The report also cautions that the difference between these two roles is not similar to roles differentiated by setting (in-patient vs. out-patient), but is bound by educational preparation. This is why it is so important for each and every NP to be responsible for adhering to his or her scope of practice, as well as individual state regulations. 

Nurse practitioners have built an excellent reputation based on providing safe, high-quality care to their patients, and this reputation must be upheld.

Julee B. Waldrop, DNP, FNP, PNP, is the Director of the MSN-DNP Program and an associate professor at the University of Central Florida. She provides health care to children at a local community health center.

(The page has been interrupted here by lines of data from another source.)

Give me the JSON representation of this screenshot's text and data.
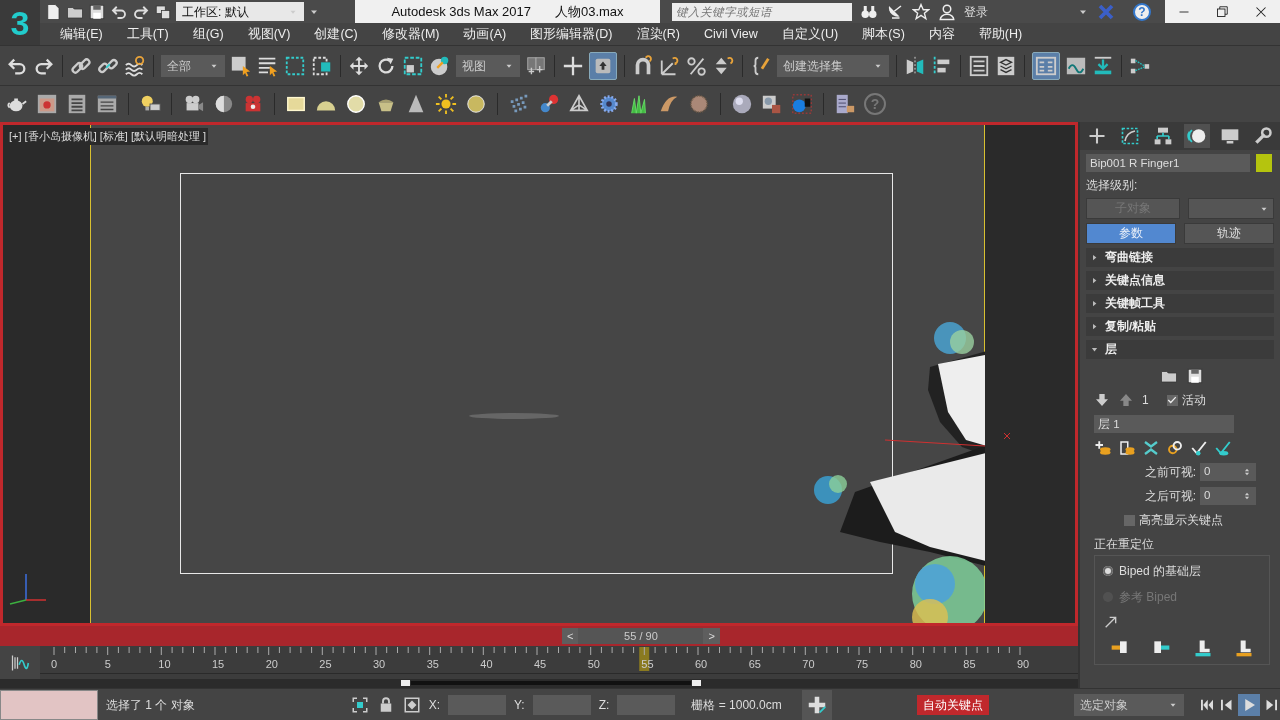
{
  "app": {
    "logo": "3",
    "workspace": "工作区: 默认",
    "title": "Autodesk 3ds Max 2017",
    "file": "人物03.max",
    "search_placeholder": "键入关键字或短语",
    "login": "登录",
    "help": "?"
  },
  "menu": [
    "编辑(E)",
    "工具(T)",
    "组(G)",
    "视图(V)",
    "创建(C)",
    "修改器(M)",
    "动画(A)",
    "图形编辑器(D)",
    "渲染(R)",
    "Civil View",
    "自定义(U)",
    "脚本(S)",
    "内容",
    "帮助(H)"
  ],
  "main_toolbar": {
    "selection_filter": "全部",
    "reference_coord": "视图",
    "named_selection": "创建选择集",
    "manipulate_on": true,
    "scene_explorer_on": true
  },
  "render_toolbar": {
    "help": "?"
  },
  "viewport": {
    "label": "[+] [香小岛摄像机] [标准] [默认明暗处理 ]",
    "active": true,
    "safe_frame": true
  },
  "command_panel": {
    "tabs": [
      {
        "selected": false
      },
      {
        "selected": false
      },
      {
        "selected": false
      },
      {
        "selected": true
      },
      {
        "selected": false
      },
      {
        "selected": false
      }
    ],
    "object_name": "Bip001 R Finger1",
    "selection_level_label": "选择级别:",
    "sub_object": {
      "label": "子对象",
      "disabled": true
    },
    "mode_buttons": [
      {
        "label": "参数",
        "selected": true
      },
      {
        "label": "轨迹",
        "selected": false
      }
    ],
    "rollouts": [
      {
        "title": "弯曲链接",
        "expanded": false
      },
      {
        "title": "关键点信息",
        "expanded": false
      },
      {
        "title": "关键帧工具",
        "expanded": false
      },
      {
        "title": "复制/粘贴",
        "expanded": false
      },
      {
        "title": "层",
        "expanded": true
      }
    ],
    "layers": {
      "count": "1",
      "active_label": "活动",
      "active": true,
      "layer_name": "层 1",
      "before_label": "之前可视:",
      "before_value": "0",
      "after_label": "之后可视:",
      "after_value": "0",
      "highlight_label": "高亮显示关键点",
      "highlight": false,
      "retarget_title": "正在重定位",
      "retarget_options": [
        {
          "label": "Biped 的基础层",
          "selected": true,
          "disabled": false
        },
        {
          "label": "参考 Biped",
          "selected": false,
          "disabled": true
        }
      ]
    }
  },
  "timeline": {
    "prev": "<",
    "frame": "55 / 90",
    "next": ">",
    "level": 0.611,
    "ruler_labels": [
      "0",
      "5",
      "10",
      "15",
      "20",
      "25",
      "30",
      "35",
      "40",
      "45",
      "50",
      "55",
      "60",
      "65",
      "70",
      "75",
      "80",
      "85",
      "90"
    ]
  },
  "status": {
    "selection": "选择了 1 个 对象",
    "x_label": "X:",
    "y_label": "Y:",
    "z_label": "Z:",
    "grid": "栅格 = 1000.0cm",
    "auto_key_label": "自动关键点",
    "auto_key": true,
    "key_filter": "选定对象",
    "play_selected": true
  }
}
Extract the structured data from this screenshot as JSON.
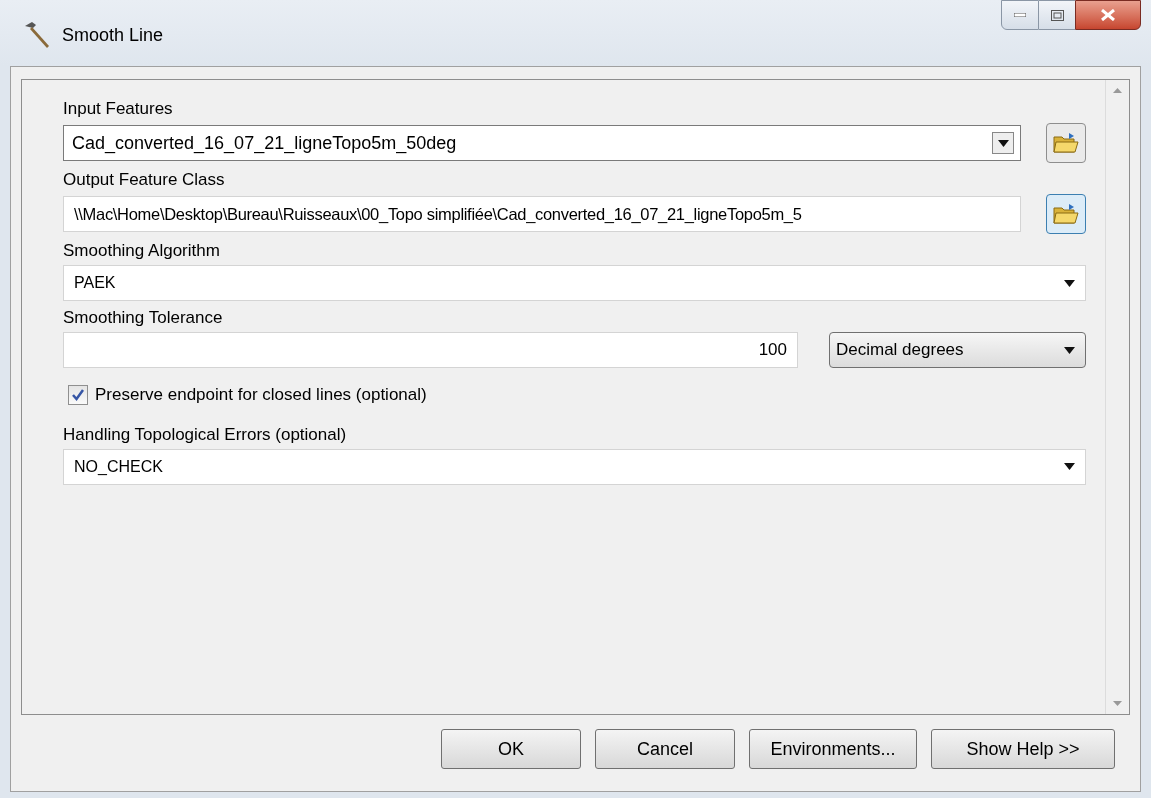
{
  "window": {
    "title": "Smooth Line"
  },
  "parameters": [
    {
      "kind": "combo",
      "label": "Input Features",
      "value": "Cad_converted_16_07_21_ligneTopo5m_50deg"
    },
    {
      "kind": "path",
      "label": "Output Feature Class",
      "value": "\\\\Mac\\Home\\Desktop\\Bureau\\Ruisseaux\\00_Topo simplifiée\\Cad_converted_16_07_21_ligneTopo5m_5"
    },
    {
      "kind": "dropdown",
      "label": "Smoothing Algorithm",
      "value": "PAEK"
    },
    {
      "kind": "number_unit",
      "label": "Smoothing Tolerance",
      "value": "100",
      "unit": "Decimal degrees"
    },
    {
      "kind": "checkbox",
      "label": "Preserve endpoint for closed lines (optional)",
      "checked": true
    },
    {
      "kind": "dropdown",
      "label": "Handling Topological Errors (optional)",
      "value": "NO_CHECK"
    }
  ],
  "buttons": [
    "OK",
    "Cancel",
    "Environments...",
    "Show Help >>"
  ]
}
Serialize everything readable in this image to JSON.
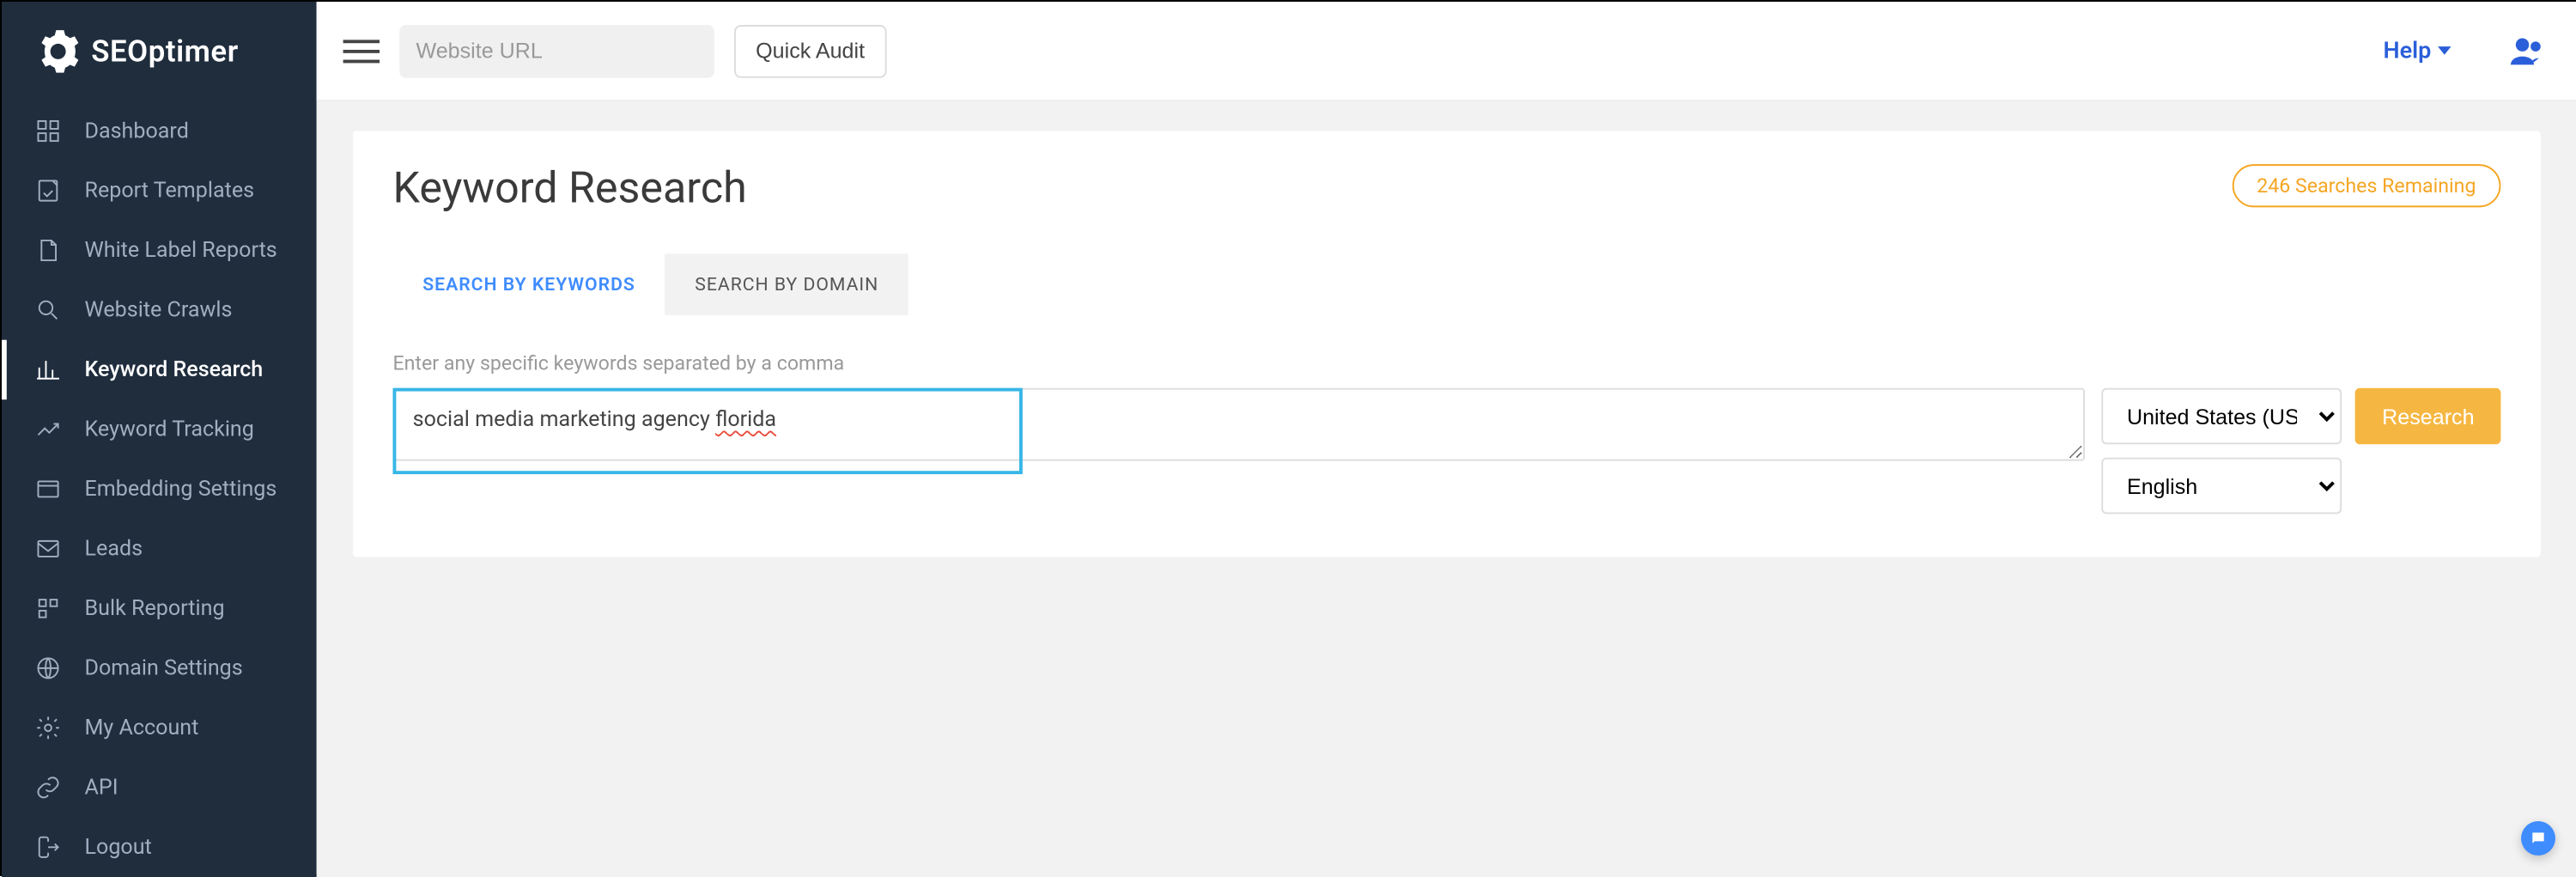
{
  "brand": "SEOptimer",
  "topbar": {
    "url_placeholder": "Website URL",
    "quick_audit": "Quick Audit",
    "help": "Help"
  },
  "sidebar": {
    "items": [
      {
        "label": "Dashboard",
        "icon": "dashboard-icon"
      },
      {
        "label": "Report Templates",
        "icon": "template-icon"
      },
      {
        "label": "White Label Reports",
        "icon": "file-icon"
      },
      {
        "label": "Website Crawls",
        "icon": "magnify-icon"
      },
      {
        "label": "Keyword Research",
        "icon": "chart-icon",
        "active": true
      },
      {
        "label": "Keyword Tracking",
        "icon": "trend-icon"
      },
      {
        "label": "Embedding Settings",
        "icon": "embed-icon"
      },
      {
        "label": "Leads",
        "icon": "mail-icon"
      },
      {
        "label": "Bulk Reporting",
        "icon": "grid-icon"
      },
      {
        "label": "Domain Settings",
        "icon": "globe-icon"
      },
      {
        "label": "My Account",
        "icon": "gear-icon"
      },
      {
        "label": "API",
        "icon": "link-icon"
      },
      {
        "label": "Logout",
        "icon": "logout-icon"
      }
    ]
  },
  "page": {
    "title": "Keyword Research",
    "remaining": "246 Searches Remaining",
    "tabs": {
      "keywords": "SEARCH BY KEYWORDS",
      "domain": "SEARCH BY DOMAIN"
    },
    "instruction": "Enter any specific keywords separated by a comma",
    "keyword_value_prefix": "social media marketing agency ",
    "keyword_value_squiggle": "florida",
    "country_selected": "United States (US)",
    "language_selected": "English",
    "research_btn": "Research"
  }
}
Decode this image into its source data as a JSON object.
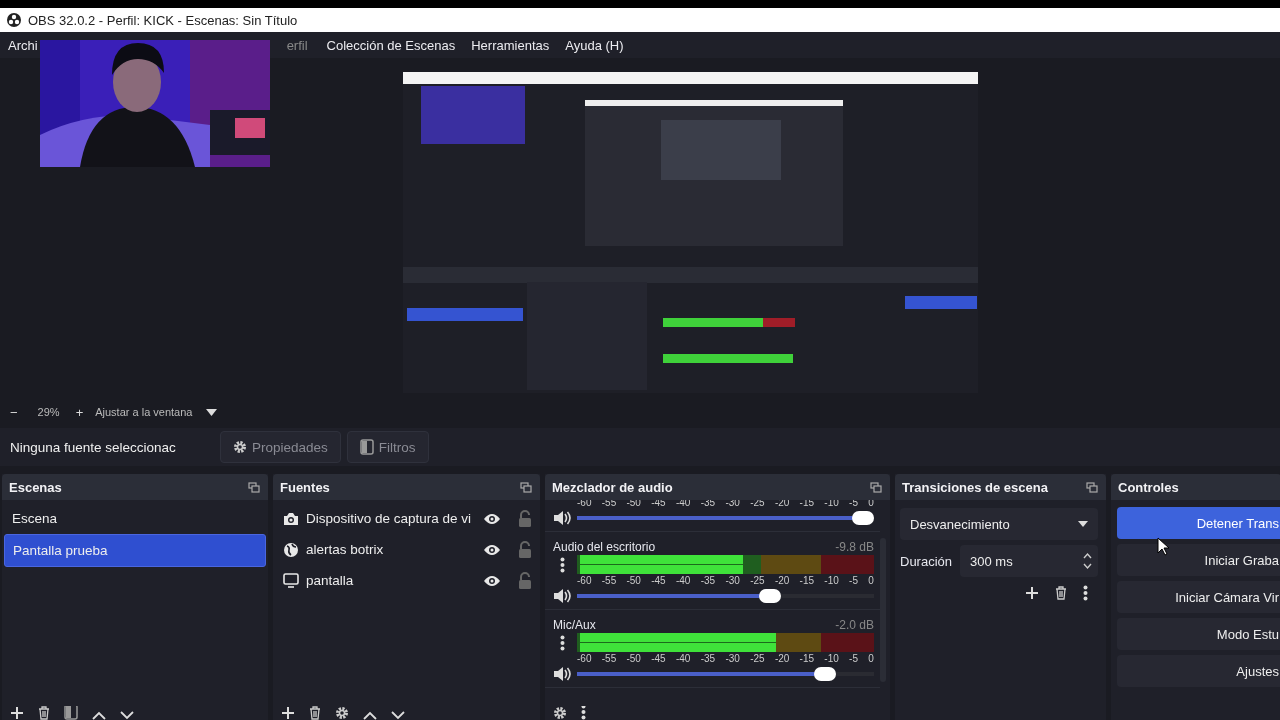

Murphy, M. A. (1990).  A brief history of pediatric nurse practitioners and NAPNAP 1964-1990. Journal of Pediatric Health Care, 4(6):332-337.